The revelation, stemming from recent reports in which FBI sources admitted sending an agent to snoop on the Trump camp, heightens suspicions that the FBI was seeking to entrap Trump campaign aides. Papodopoulous has pleaded guilty to lying to the FBI, while Page was the subject of a federal surveillance warrant.

“If the FBI or DOJ was infiltrating a campaign for the benefit of another campaign, that is a really big deal,” President Trump tweeted Saturday, calling for the FBI to release additional documents to Congress.

The Halper revelation also shows the Obama administration’s FBI began prying into the opposing party’s presidential nominee earlier than it previously admitted.

Halper’s sit-downs with Page reportedly started in early July 2016, undermining fired FBI Director James Comey’s previous claim that the bureau’s investigation into the Trump campaign began at the end of that month.

Halper made his first overture when he met with Page at a British symposium. The two remained in regular contact for more than a year, meeting at Halper’s Virginia farm and in Washington, DC, as well as exchanging emails.

The professor met with Trump campaign co-chair Sam Clovis in late August, offering his services as a foreign policy adviser, the Washington Post reported Friday, without naming the academic.

Clovis did not see the conversation as suspicious, his attorney told the paper — but is now “unsettled” that “the professor” never mentioned he’d struck up a relationship with Page.

Days later, Halper contacted Papadopoulos by email. The professor offered the young and inexperienced campaign aide $3,000 and an all-expenses-paid trip to London, ostensibly to write a paper about energy in the eastern Mediterranean region.

“George, you know about hacking the emails from Russia, right?” the professor pressed Papadopoulos when they met, according to reports — a reference to Trump’s campaign-trail riffs about Hillary Clinton’s private email server.

Sources close to Papadopoulos told NBC News that he now believes Halper was working for an intelligence agency.

Highly detailed descriptions of the FBI informant in Friday reports in the New York Times and Washington Post pegged Halper in all but name. Outlets including NBC and Fox News subsequently connected the dots. The revelation confirms a March report in the Daily Caller that outlined Halper’s repeated meetings with Papadopoulos and Page.

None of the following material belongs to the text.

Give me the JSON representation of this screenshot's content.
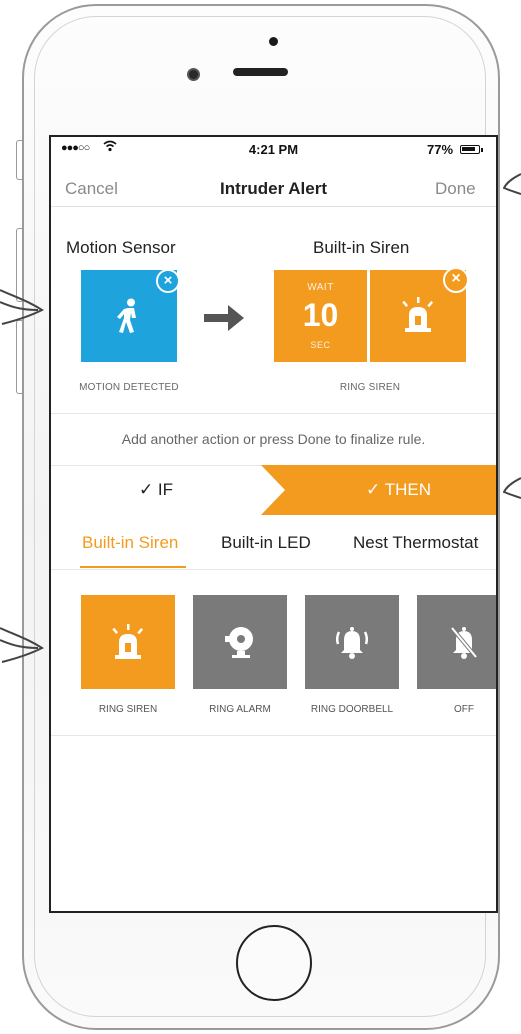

It is not clear if the professor was paid to speak with Trump campaign figures, but public records show that he has received large payments from the federal government in the last two years.

The Department of Defense’s Office of Net Assessment — a shadowy think tank that reports directly to the secretary of defense — paid Halper $282,000 in 2016 and $129,000 in 2017.

Halper has close personal and professional ties to the CIA reaching back decades. He is the son-in-law of a former deputy director of the agency and worked on the 1980 presidential campaign of George H.W. Bush, who had served as CIA director.

When Bush became Ronald Reagan’s running mate, Halper was implicated in a spying scandal in which CIA officials gave inside information on the Carter administration to the GOP campaign.

Meanwhile, reports emerged Saturday that Donald Trump Jr. met in August 2016 with a representative of Saudi crown princes, who offered pre-election help to his father’s campaign.

An Israeli political strategist who attended the meeting told the New York Times that their plan to carry out a pro-Trump social media campaign did not go forward.

https://nypost.com/2018/05/19/cambridge-professor-outed-as-fbi-informant-inside-trump-campaign/
You must join this user group in order to participate in this discussion.

You are reading content posted in the Current Events . . . Group

Didn't find the answer you were looking for?
Ask a question
Popular Resources
For people with Obsessive-Compulsive Disorder (OCD), the COVID-19 pandemic can be particularly challenging.
A list of national and international resources and hotlines to help connect you to needed health and medical services.
Here’s how your baby’s growing in your body each week.
These common ADD/ADHD myths could already be hurting your child
This article will tell you more about strength training at home, giving you some options that require little to no equipment.
In You Can Prevent a Stroke, Dr. Joshua Yamamoto and Dr. Kristin Thomas help us understand what we can do to prevent a stroke.